However, the Sting is in the tail if you don't manage to clear the entire balance before the Buy Now Pay Later period ends.
More and more customers are now choosing Buy Now Pay Later and could realise that those deals are actually a lot more expensive than traditional credit cards.
A lot of Catalogue customers don't consider the APR on their account before they place Buy Now Pay Later orders, but that could be a huge mistake.
Catalogue companies can charge as much as three times more than a Credit Card in terms of interest.
So by missing the Buy Now Pay later deadline you could be heading for a lot of interest being added to the account.
Debt charity StepChange said that a third of the clients it helped in 2015 had catalogue debts, and that they owed an average of just under £2,000.

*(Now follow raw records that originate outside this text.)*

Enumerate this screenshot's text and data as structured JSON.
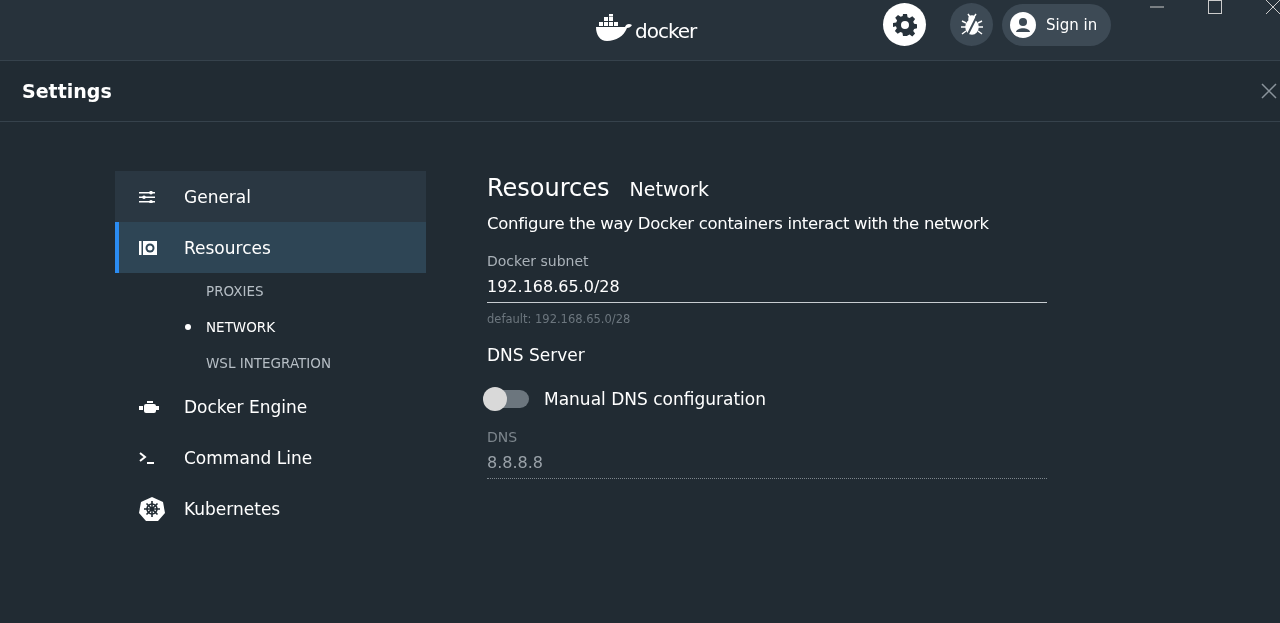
{
  "topbar": {
    "logo_text": "docker",
    "tool_buttons": [
      {
        "kind": "settings",
        "selected": true
      },
      {
        "kind": "bug",
        "selected": false
      }
    ],
    "sign_in": "Sign in"
  },
  "panel": {
    "title": "Settings"
  },
  "sidebar": {
    "items": [
      {
        "label": "General",
        "kind": "general",
        "selected": false
      },
      {
        "label": "Resources",
        "kind": "resources",
        "selected": true,
        "children": [
          {
            "label": "PROXIES",
            "selected": false
          },
          {
            "label": "NETWORK",
            "selected": true
          },
          {
            "label": "WSL INTEGRATION",
            "selected": false
          }
        ]
      },
      {
        "label": "Docker Engine",
        "kind": "engine",
        "selected": false
      },
      {
        "label": "Command Line",
        "kind": "cli",
        "selected": false
      },
      {
        "label": "Kubernetes",
        "kind": "kubernetes",
        "selected": false
      }
    ]
  },
  "content": {
    "title": "Resources",
    "subtitle": "Network",
    "description": "Configure the way Docker containers interact with the network",
    "subnet": {
      "label": "Docker subnet",
      "value": "192.168.65.0/28",
      "hint": "default: 192.168.65.0/28",
      "disabled": false
    },
    "dns_heading": "DNS Server",
    "toggle": {
      "label": "Manual DNS configuration",
      "on": false
    },
    "dns": {
      "label": "DNS",
      "value": "8.8.8.8",
      "disabled": true
    }
  }
}
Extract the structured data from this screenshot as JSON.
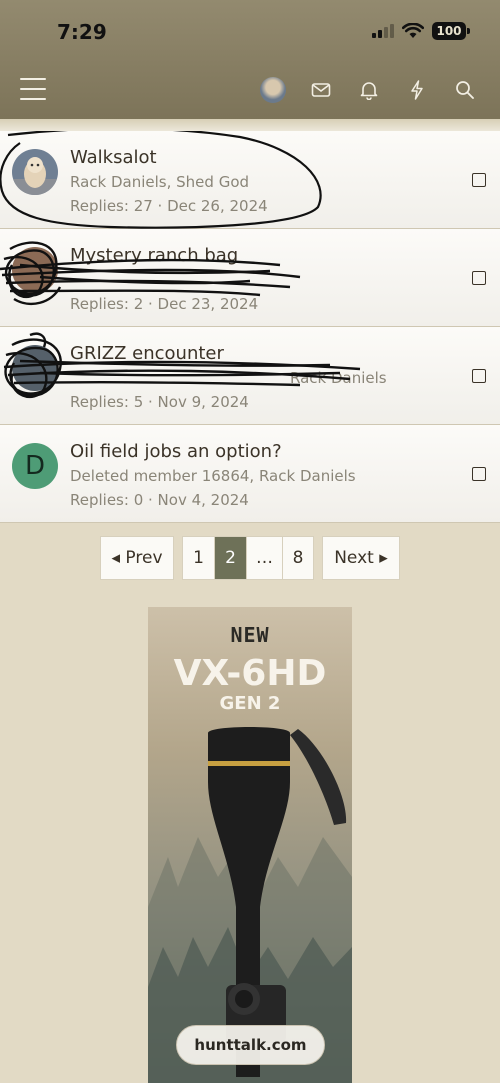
{
  "status_bar": {
    "time": "7:29",
    "battery": "100"
  },
  "nav": {
    "icons": [
      "menu-icon",
      "avatar",
      "mail-icon",
      "bell-icon",
      "lightning-icon",
      "search-icon"
    ]
  },
  "threads": [
    {
      "title": "Walksalot",
      "participants": "Rack Daniels, Shed God",
      "replies": "Replies: 27 · Dec 26, 2024"
    },
    {
      "title": "Mystery ranch bag",
      "participants": "",
      "replies": "Replies: 2 · Dec 23, 2024"
    },
    {
      "title": "GRIZZ encounter",
      "participants": "Rack Daniels",
      "replies": "Replies: 5 · Nov 9, 2024"
    },
    {
      "title": "Oil field jobs an option?",
      "participants": "Deleted member 16864, Rack Daniels",
      "replies": "Replies: 0 · Nov 4, 2024",
      "avatar_letter": "D"
    }
  ],
  "pagination": {
    "prev": "◂ Prev",
    "pages": [
      "1",
      "2",
      "…",
      "8"
    ],
    "current": "2",
    "next": "Next ▸"
  },
  "ad": {
    "new": "NEW",
    "model": "VX-6HD",
    "gen": "GEN 2"
  },
  "site": "hunttalk.com",
  "colors": {
    "header": "#7c7358",
    "page_bg": "#e2dac5",
    "active_page": "#6e7158",
    "avatar_d": "#4e9c76"
  }
}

Websites including Very.co.uk and SimplyBe.co.uk allow shoppers to spread the cost of goods, but once 0% deals are over the interest rates charged are far higher than those on normal credit cards. Very, which sells everything from clothes and toys to home and electrical items, offers shoppers an interest-free deal on purchases over £50, where the balance must be paid off after a set period of time.

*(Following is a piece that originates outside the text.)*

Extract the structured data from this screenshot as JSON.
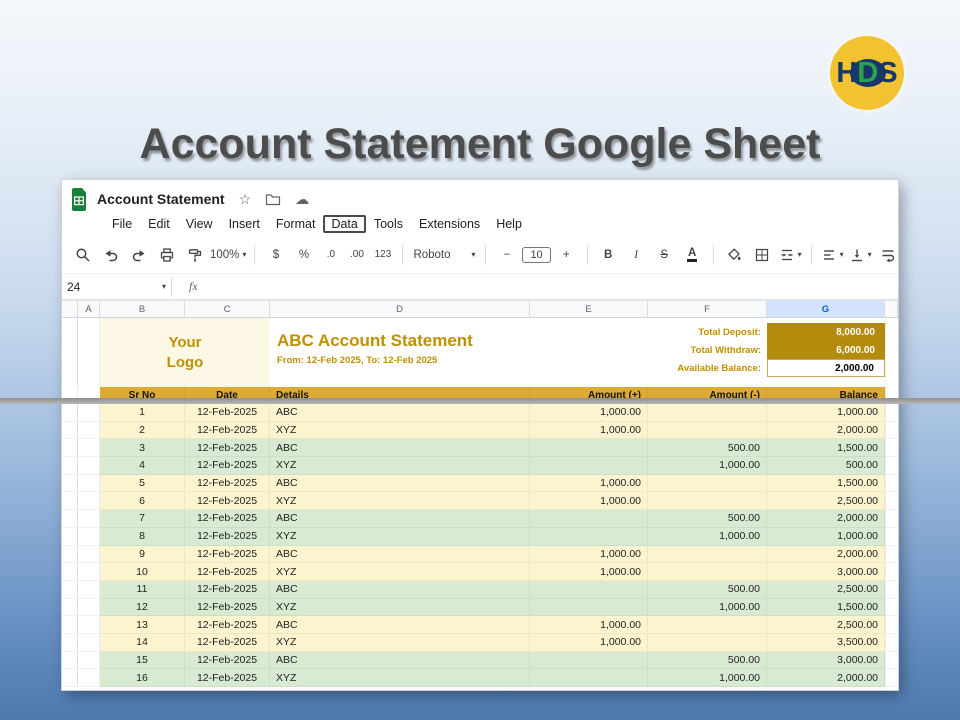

Alternatively, people can take a “spread the cost” payment option. “Take as long as you like,” it says. “Pay at least £5 or 7% of the balance each month, whichever is highest. Interest will be charged at your account rate.
But with a typical APR of 39.9%, a customer borrowing £300 and spreading the cost this way would take four and a half years to repay the debt, repaying a total of £478 – £178 in interest.
If you take out a Buy Now Pay Later deal or have taken one out in the past 12 months, login and check when that deal expires. Do everything you can to clear the balance in full before the interest is added to your account.
Remember, Unlike traditional Credit, Buy now pay later interest is backdated to the date of your order (Called Deferred interest) and this could be very costly.